• Flight Centre has said it will not reopen all of its 75 stores in the UK after the lockdown. It has not made closure numbers public.
• Travel Weekly reports that travel agents are cautious when it comes to selling holidays this summer. They need more clarity on travel corridors and in-resort operations. In addition to which, they won’t want the botheration etc if there is a secondary lockdown and holidays have to be refunded and travellers in resort repatriated.
• Ryanair pilots are to take a 20% pay cut in order to save (at least for the moment) the majority of the 330 jobs currently under threat.
• Wigan Athletic has gone into administration. This, traditionally, has been associated with the docking of 12 points. This, rather than football on the field, could save The Mighty Hull City’s bacon this year.

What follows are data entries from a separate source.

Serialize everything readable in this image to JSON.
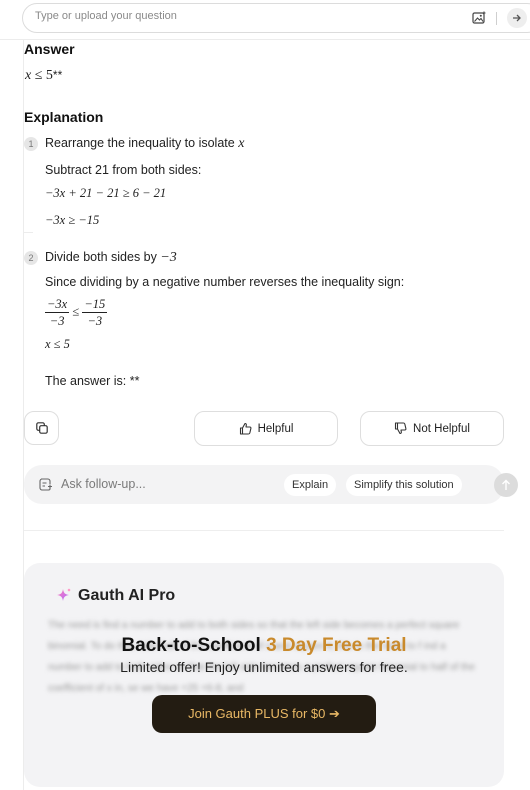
{
  "search": {
    "placeholder": "Type or upload your question"
  },
  "answer": {
    "heading": "Answer",
    "result_suffix": "**"
  },
  "explanation": {
    "heading": "Explanation",
    "steps": [
      {
        "number": "1",
        "title": "Rearrange the inequality to isolate",
        "variable": "x",
        "note": "Subtract 21 from both sides:",
        "eq1": "−3x + 21 − 21 ≥ 6 − 21",
        "eq2": "−3x ≥ −15"
      },
      {
        "number": "2",
        "title": "Divide both sides by",
        "divisor": "−3",
        "note": "Since dividing by a negative number reverses the inequality sign:",
        "frac_left_num": "−3x",
        "frac_left_den": "−3",
        "relation": "≤",
        "frac_right_num": "−15",
        "frac_right_den": "−3",
        "eq_result": "x ≤ 5"
      }
    ],
    "final": "The answer is: **"
  },
  "feedback": {
    "helpful": "Helpful",
    "not_helpful": "Not Helpful"
  },
  "followup": {
    "placeholder": "Ask follow-up...",
    "chips": [
      "Explain",
      "Simplify this solution"
    ]
  },
  "pro": {
    "title": "Gauth AI Pro",
    "blurred_text": "The need is find a number to add to both sides so that the left side becomes a perfect square binomial. To do this, take half of the coefficient of x and square it, this is the need to f ind a number to add to both sides so that the left side becomes a perfect square binomial to half of the coefficient of x in, se we have +25 +6-8, and",
    "headline_main": "Back-to-School ",
    "headline_accent": "3 Day Free Trial",
    "offer": "Limited offer! Enjoy unlimited answers for free.",
    "cta": "Join Gauth PLUS for $0 ➔"
  },
  "colors": {
    "accent": "#c98a2c",
    "cta_bg": "#231c12",
    "cta_text": "#e9b865"
  }
}
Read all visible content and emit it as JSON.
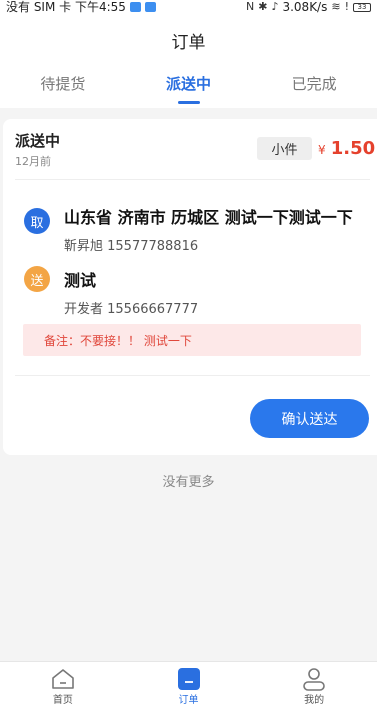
{
  "status_bar": {
    "left_text": "没有 SIM 卡 下午4:55",
    "speed": "3.08K/s",
    "battery": "33"
  },
  "header": {
    "title": "订单"
  },
  "tabs": [
    {
      "label": "待提货",
      "active": false
    },
    {
      "label": "派送中",
      "active": true
    },
    {
      "label": "已完成",
      "active": false
    }
  ],
  "order": {
    "status": "派送中",
    "time": "12月前",
    "size": "小件",
    "currency": "¥",
    "price": "1.50",
    "pickup": {
      "pin": "取",
      "address": "山东省 济南市 历城区 测试一下测试一下",
      "contact": "靳昇旭 15577788816"
    },
    "delivery": {
      "pin": "送",
      "name": "测试",
      "contact": "开发者 15566667777"
    },
    "remark": "备注：不要接！！ 测试一下",
    "confirm_label": "确认送达"
  },
  "list_end": "没有更多",
  "bottom_nav": [
    {
      "label": "首页",
      "icon": "home-icon",
      "active": false
    },
    {
      "label": "订单",
      "icon": "order-icon",
      "active": true
    },
    {
      "label": "我的",
      "icon": "profile-icon",
      "active": false
    }
  ],
  "colors": {
    "accent": "#2a6fe0",
    "price": "#e5412d",
    "pickup_pin": "#2a6fe0",
    "delivery_pin": "#f3a545",
    "remark_bg": "#fde8e8"
  }
}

• The CMA in the UK has said there should be tougher rules to curb the power of Google and Facebook. The latter is said to be taking more than half of the £5.5bn UK online display advertising market.
• Lego has become the latest major company to boycott advertising on social-media platforms due to the prevalence of hate speech.

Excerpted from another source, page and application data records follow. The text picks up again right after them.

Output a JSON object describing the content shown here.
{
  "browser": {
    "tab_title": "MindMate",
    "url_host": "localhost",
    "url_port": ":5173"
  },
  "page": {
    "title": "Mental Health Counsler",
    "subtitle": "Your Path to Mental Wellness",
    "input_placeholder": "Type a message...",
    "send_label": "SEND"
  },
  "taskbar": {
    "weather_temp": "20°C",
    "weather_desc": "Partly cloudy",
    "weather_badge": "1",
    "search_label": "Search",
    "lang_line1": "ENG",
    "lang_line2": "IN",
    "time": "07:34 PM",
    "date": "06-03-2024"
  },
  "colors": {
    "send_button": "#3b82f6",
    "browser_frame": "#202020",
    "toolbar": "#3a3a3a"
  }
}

FINANCE & ECONOMICS:
• S&P Global has estimated that UK GDP could contract by 8.1% this year. It says the UK could face a “perfect storm” next year if Brexit goes wrong.
• UK house prices are down on the same month a year ago for the first time in 8yrs reports Nationwide. The building society says that prices in the UK were down 0.1% in June compared with June a year ago and were down by 1.4% compared with last month.
• Nationwide says ‘the medium-term outlook for the housing market remains highly uncertain.’
• The IHS Markit PMI for UK manufacturing in June was released yesterday & showed that there were some ‘signs of stabilising in June, following the recent steep downturn caused by the coronavirus disease 2019 (COVID-19) pandemic.’ It says its measure rose to 50.1 in June where any number over 50.0 implies growth.
• Sterling stronger at $1.2492 and €1.1086. Oil higher at $42.08. UK 10yr gilt yield up 5bps at 0.22%. World markets mixed. London set to open up around 40pts.
START THE DAY WITH A SONG:
The song has been furloughed. See you on the other side.
RETAIL WITH NICK BUBB:
• Primark Watch: The food conglomerate ABF has issued a detailed Q3 trading update today (covering the period from 1 March to 20 June) and the main focus is, obviously, on the performance of its Retail business, Primark…Sales in the period were 75% down, because of the lockdown and the lack of Online sales, but all bar the stores in Scotland are now open, and Primark say that “trading in our reopened stores has in aggregate been reassuring and encouraging”, despite poor sales in big city centres, with trading in w/e 20 June up on last year in the stores in England and Ireland.
• John Lewis Store Closure Watch: As well as announcing another 12 John Lewis store re-openings in the week after next, including Oxford Street, JLP also told staff yesterday that not all the stores would re-open, according to a memo from Chairman Sharon White leaked to the Evening Standard. The list of 18 stores still to re-open includes the ill-fated Travel units in St Pancras and Heathrow, which are de minimis in the scheme of things, but there are also 6 retail park stores on the list (Ashford, Chichester, Croydon, Newbury, Swindon and Tamworth). More interestingly, given John Lewis’ negotiating clout with the landlords, there are shopping centre anchors like Brent Cross and Watford, as well as the recently opened flagships in Oxford and Westfield White City…
• News Flow This Week: As we move on further into July and Q3, the Sainsbury AGM is at 11am this morning. The latest GFK Consumer Confidence index “flash” is out first thing tomorrow, followed by the M&S AGM at 11am.